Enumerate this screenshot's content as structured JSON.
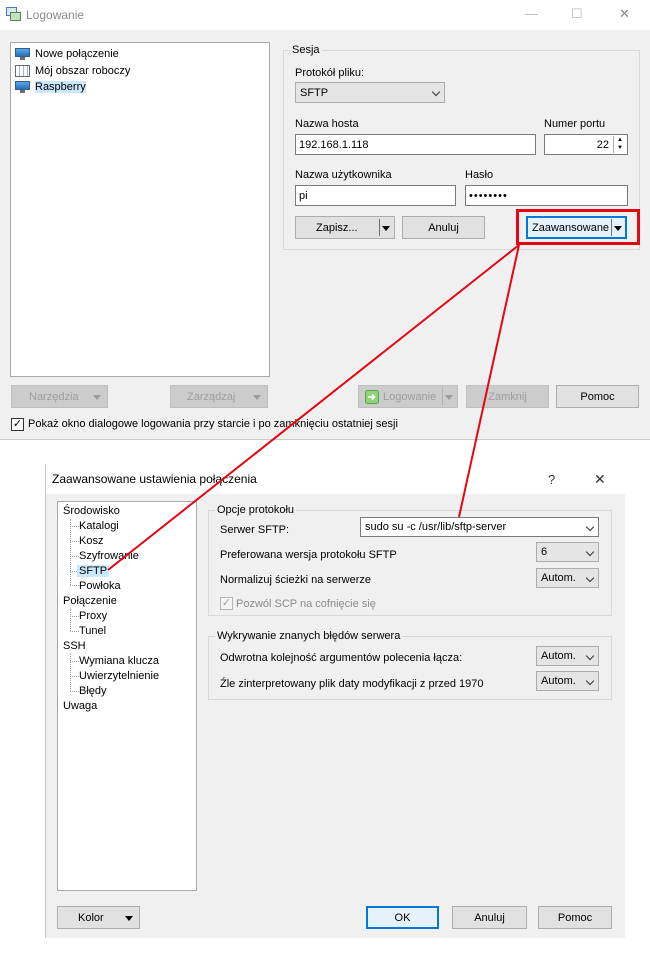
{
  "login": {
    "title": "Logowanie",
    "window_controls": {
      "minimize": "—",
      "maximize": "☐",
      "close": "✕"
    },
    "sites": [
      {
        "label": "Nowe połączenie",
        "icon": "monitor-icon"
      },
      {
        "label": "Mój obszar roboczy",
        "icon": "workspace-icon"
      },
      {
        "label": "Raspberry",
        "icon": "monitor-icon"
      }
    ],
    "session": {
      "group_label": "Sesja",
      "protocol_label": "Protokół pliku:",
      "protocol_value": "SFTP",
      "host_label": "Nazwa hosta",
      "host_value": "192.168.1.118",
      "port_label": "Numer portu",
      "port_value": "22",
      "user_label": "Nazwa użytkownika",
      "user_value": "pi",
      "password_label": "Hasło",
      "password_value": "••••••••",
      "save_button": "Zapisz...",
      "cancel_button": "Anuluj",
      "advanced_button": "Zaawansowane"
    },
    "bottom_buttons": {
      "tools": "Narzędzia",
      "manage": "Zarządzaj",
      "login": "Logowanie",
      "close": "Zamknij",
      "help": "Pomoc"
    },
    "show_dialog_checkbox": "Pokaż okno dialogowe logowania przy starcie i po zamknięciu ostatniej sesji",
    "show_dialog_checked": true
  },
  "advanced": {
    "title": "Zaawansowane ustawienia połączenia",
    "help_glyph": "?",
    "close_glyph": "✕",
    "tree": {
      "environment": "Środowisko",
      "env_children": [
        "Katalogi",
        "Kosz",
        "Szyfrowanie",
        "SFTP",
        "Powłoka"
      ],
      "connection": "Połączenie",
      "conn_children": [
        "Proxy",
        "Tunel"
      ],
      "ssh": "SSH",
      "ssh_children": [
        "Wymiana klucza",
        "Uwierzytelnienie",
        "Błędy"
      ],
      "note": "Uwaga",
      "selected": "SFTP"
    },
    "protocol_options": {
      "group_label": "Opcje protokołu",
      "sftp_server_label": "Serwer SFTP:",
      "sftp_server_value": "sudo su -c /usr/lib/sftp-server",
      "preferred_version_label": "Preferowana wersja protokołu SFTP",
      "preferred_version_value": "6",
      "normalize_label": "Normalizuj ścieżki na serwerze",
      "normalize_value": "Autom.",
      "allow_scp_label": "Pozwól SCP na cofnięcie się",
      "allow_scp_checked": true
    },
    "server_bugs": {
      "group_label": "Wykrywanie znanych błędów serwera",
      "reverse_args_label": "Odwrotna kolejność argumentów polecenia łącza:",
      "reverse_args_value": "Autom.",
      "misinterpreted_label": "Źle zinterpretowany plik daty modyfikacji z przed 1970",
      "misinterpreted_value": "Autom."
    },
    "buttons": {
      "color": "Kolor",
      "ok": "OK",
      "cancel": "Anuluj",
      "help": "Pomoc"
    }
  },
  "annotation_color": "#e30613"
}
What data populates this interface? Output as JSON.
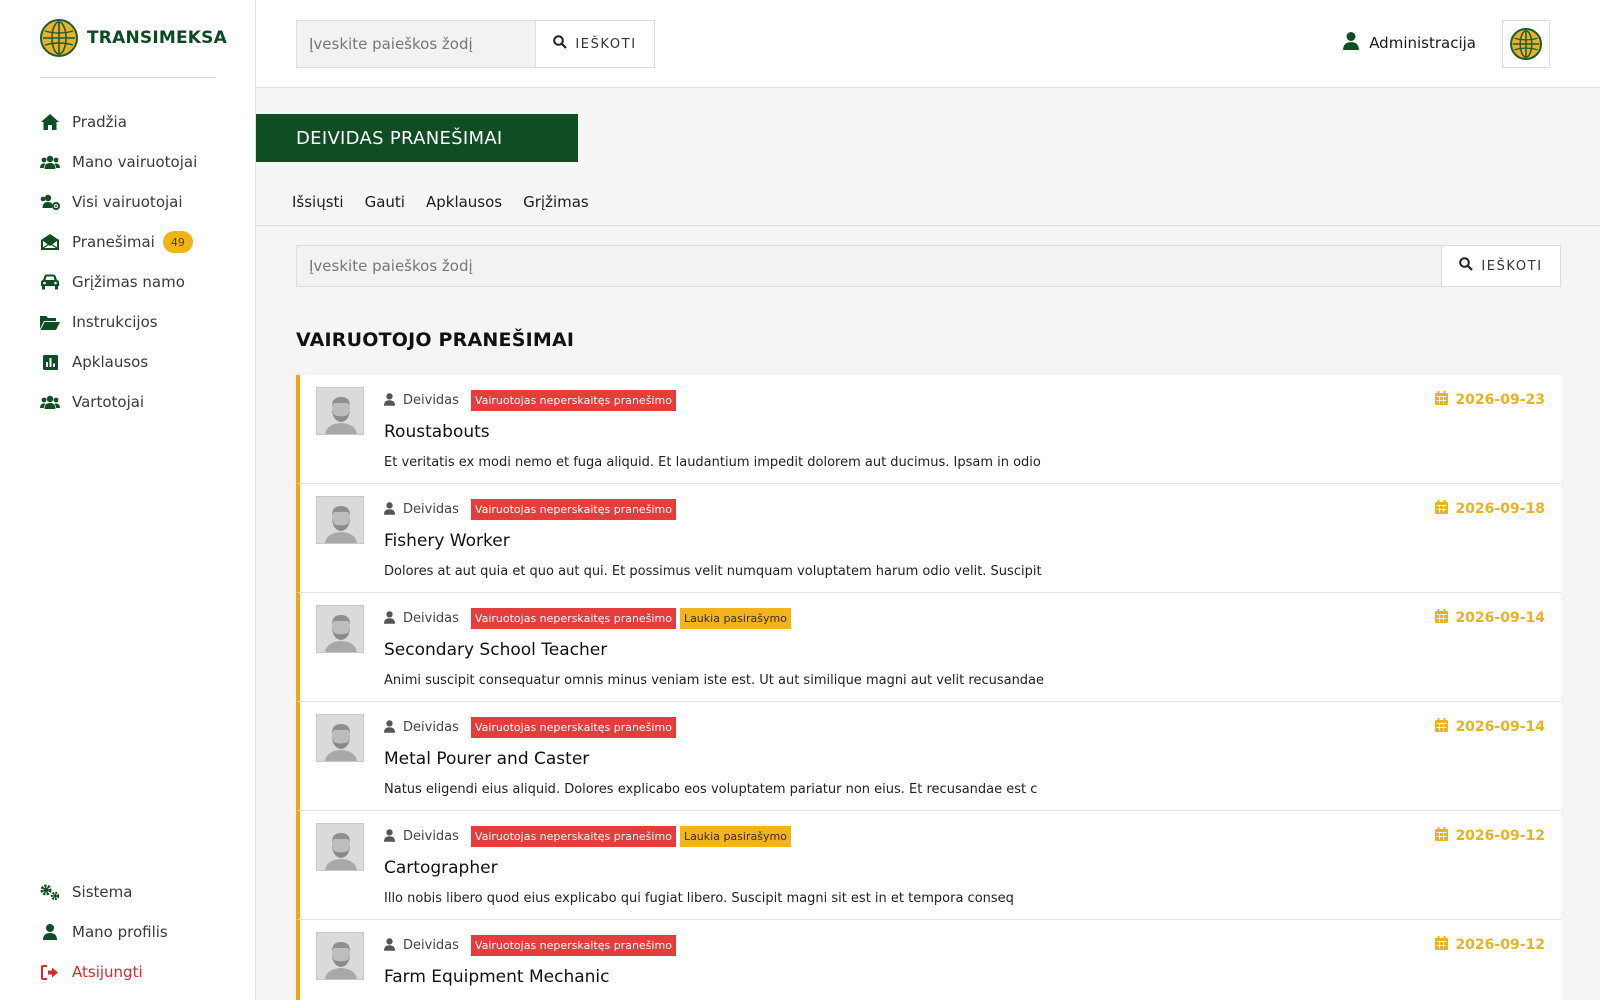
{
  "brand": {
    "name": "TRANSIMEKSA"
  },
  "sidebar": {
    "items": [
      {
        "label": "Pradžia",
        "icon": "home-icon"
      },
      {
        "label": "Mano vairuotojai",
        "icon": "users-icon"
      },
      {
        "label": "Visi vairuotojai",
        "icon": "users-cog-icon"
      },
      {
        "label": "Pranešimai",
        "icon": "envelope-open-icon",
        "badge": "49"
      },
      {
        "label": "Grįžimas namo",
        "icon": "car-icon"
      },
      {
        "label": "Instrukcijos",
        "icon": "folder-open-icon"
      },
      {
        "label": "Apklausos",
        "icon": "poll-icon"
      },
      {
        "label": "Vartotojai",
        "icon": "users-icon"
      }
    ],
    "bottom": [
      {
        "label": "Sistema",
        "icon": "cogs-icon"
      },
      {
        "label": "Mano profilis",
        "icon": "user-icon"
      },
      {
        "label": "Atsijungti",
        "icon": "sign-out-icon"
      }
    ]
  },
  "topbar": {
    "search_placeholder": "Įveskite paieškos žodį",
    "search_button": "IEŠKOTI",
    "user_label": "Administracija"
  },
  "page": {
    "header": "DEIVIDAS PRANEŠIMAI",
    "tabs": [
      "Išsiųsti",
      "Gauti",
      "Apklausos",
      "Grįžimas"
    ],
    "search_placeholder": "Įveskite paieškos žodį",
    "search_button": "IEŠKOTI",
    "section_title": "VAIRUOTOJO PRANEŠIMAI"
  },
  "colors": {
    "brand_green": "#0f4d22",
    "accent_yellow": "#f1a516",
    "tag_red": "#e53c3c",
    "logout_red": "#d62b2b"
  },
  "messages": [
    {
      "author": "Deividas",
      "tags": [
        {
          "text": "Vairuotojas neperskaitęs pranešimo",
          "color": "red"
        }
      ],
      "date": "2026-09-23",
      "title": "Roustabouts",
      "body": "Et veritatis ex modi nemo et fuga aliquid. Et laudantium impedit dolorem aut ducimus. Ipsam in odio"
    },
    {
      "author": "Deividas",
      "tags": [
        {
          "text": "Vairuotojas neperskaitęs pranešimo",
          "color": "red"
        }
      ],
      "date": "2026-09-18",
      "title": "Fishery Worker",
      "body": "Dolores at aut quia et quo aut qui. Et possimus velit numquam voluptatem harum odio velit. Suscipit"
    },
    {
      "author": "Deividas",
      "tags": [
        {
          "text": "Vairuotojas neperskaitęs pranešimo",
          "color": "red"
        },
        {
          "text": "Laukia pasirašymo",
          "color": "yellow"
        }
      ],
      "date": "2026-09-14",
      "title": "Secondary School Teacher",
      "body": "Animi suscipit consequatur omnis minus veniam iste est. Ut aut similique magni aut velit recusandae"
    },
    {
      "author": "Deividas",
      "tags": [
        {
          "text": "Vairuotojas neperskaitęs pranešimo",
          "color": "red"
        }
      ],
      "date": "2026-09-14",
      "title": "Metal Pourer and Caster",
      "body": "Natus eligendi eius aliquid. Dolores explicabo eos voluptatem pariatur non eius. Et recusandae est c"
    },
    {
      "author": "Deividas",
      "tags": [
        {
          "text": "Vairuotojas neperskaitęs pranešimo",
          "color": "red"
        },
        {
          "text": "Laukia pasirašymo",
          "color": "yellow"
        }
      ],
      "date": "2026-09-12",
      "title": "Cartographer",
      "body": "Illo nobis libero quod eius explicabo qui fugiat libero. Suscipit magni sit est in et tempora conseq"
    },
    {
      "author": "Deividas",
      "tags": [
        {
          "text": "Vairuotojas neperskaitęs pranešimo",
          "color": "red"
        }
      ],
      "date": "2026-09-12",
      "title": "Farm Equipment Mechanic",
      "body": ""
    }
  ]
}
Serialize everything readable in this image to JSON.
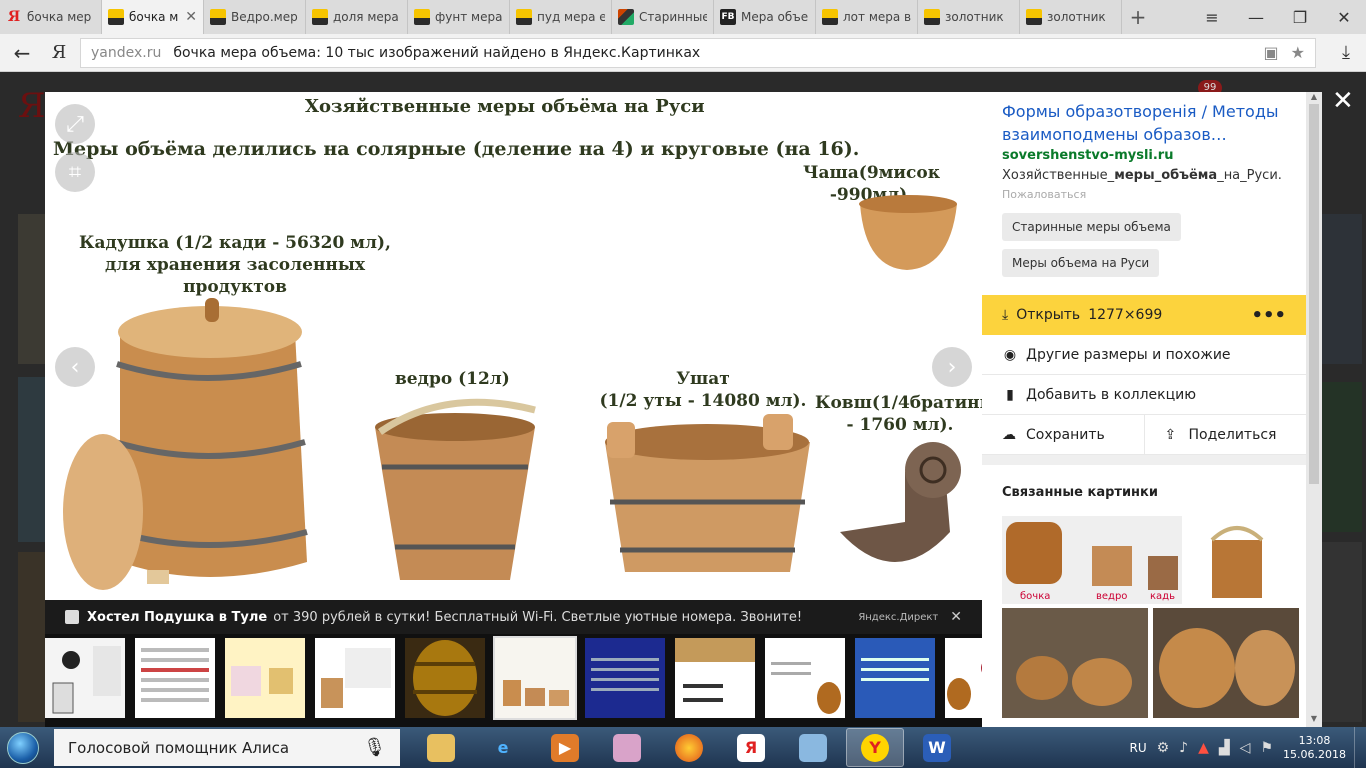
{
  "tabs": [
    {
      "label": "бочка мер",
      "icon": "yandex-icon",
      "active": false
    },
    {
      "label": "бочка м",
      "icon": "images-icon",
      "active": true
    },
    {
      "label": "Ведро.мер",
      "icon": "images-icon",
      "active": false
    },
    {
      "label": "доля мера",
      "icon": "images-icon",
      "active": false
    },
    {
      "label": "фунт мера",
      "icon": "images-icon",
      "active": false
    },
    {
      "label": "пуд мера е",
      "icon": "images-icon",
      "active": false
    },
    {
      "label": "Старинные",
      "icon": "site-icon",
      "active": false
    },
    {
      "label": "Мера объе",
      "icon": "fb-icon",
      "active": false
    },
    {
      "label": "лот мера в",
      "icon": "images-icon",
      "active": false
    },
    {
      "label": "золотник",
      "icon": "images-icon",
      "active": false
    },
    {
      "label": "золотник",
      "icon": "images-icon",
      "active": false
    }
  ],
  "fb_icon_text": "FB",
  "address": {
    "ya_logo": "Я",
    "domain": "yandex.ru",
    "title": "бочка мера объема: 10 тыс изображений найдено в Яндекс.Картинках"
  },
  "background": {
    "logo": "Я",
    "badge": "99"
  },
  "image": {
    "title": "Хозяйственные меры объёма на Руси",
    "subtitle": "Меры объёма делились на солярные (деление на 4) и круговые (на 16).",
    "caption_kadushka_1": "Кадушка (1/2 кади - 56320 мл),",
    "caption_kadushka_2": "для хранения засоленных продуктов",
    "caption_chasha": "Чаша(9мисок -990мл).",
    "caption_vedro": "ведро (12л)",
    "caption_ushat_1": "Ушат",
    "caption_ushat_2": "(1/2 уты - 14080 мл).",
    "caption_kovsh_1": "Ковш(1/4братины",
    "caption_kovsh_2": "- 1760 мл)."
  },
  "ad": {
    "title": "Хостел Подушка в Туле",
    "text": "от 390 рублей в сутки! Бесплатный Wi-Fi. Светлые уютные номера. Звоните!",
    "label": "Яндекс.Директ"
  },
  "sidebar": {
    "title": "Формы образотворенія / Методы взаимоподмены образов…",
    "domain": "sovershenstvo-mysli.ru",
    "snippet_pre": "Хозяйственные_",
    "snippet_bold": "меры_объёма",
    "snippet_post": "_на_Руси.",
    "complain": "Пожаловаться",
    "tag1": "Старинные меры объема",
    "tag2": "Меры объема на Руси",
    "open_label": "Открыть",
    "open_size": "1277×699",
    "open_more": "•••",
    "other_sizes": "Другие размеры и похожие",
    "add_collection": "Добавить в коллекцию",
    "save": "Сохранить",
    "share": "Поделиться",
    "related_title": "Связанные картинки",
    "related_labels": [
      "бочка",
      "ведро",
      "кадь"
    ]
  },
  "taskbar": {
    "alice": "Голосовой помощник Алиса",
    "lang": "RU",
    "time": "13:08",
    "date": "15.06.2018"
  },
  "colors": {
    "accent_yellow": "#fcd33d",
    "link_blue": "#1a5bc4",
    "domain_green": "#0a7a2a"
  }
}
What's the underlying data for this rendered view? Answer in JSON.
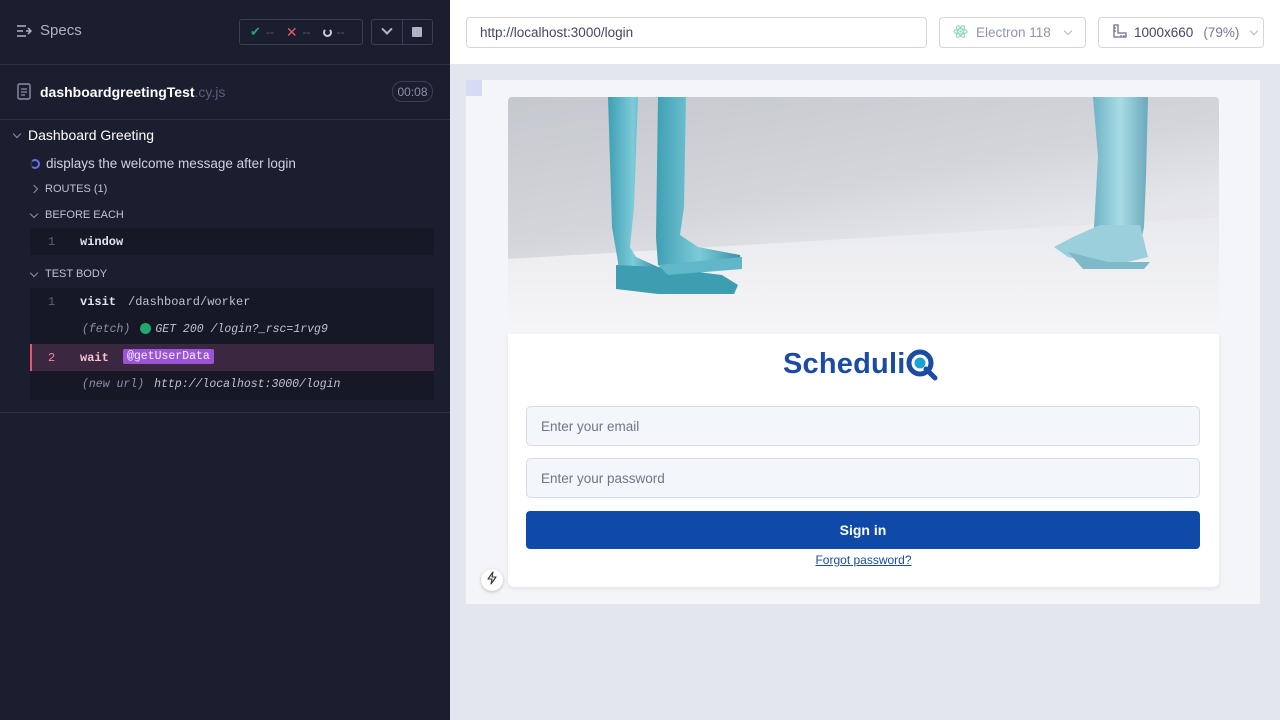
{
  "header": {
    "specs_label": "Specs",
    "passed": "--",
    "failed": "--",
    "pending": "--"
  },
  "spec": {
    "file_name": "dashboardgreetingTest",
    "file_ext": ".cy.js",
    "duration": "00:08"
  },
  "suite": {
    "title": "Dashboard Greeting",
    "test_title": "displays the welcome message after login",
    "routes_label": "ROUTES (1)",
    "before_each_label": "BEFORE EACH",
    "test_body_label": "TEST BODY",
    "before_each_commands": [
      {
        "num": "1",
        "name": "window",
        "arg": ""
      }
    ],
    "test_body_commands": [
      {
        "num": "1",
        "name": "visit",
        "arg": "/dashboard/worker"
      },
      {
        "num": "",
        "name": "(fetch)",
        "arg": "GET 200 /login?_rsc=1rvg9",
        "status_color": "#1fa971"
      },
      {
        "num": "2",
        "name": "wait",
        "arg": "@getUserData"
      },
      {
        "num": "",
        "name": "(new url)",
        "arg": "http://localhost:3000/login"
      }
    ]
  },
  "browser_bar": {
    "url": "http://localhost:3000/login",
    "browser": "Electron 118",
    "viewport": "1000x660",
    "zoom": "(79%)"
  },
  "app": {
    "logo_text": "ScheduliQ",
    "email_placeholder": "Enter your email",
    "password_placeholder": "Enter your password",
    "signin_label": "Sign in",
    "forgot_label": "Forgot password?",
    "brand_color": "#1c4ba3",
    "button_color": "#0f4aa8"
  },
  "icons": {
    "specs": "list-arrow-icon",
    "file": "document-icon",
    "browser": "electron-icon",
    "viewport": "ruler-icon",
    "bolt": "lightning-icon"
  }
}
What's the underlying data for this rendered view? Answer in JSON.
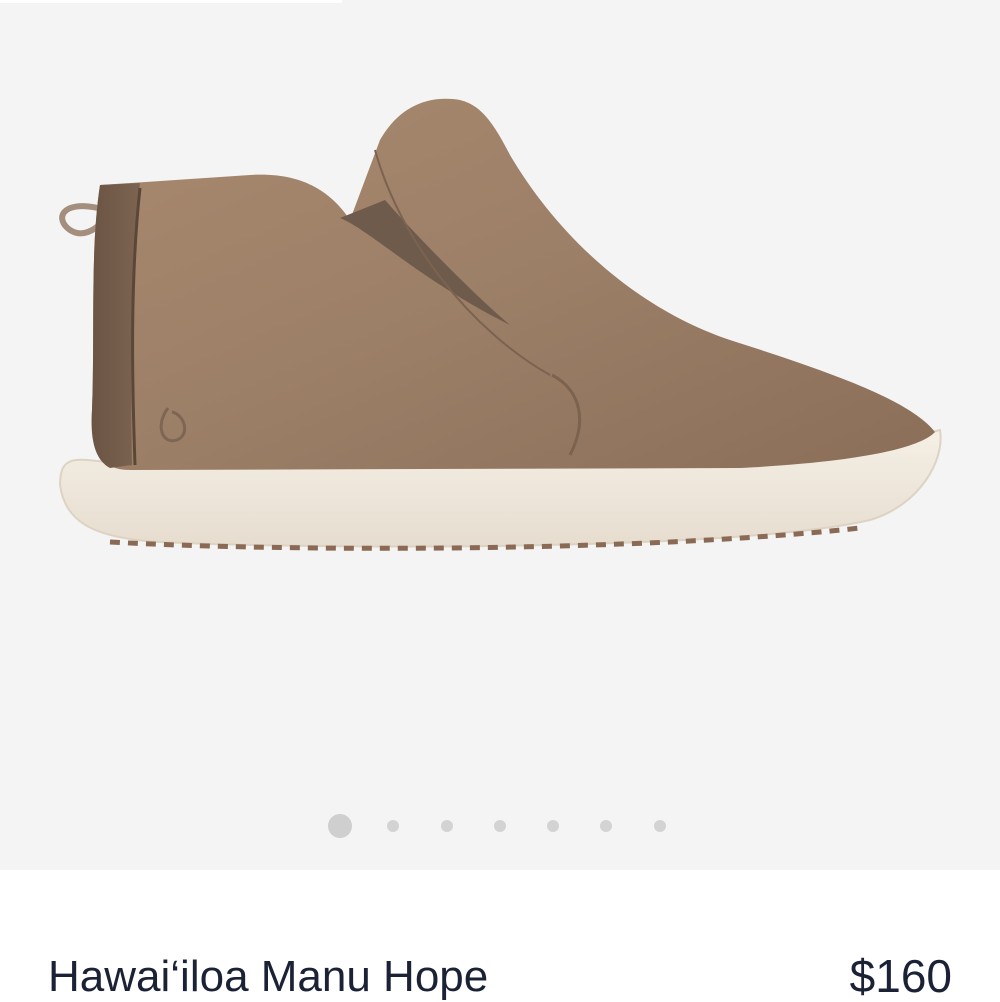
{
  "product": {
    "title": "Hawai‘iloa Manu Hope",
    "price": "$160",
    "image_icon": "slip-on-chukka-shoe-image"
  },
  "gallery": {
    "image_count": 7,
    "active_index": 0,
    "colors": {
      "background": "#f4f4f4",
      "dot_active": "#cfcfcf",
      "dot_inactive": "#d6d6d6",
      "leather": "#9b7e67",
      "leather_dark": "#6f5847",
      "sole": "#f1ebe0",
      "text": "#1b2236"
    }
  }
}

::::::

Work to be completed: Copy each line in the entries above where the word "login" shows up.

Your solution:
  "login": {
      "login": "Logowanie",
    "test_title": "displays the welcome message after login",
        "arg": "GET 200 /login?_rsc=1rvg9",
        "arg": "http://localhost:3000/login"
    "url": "http://localhost:3000/login",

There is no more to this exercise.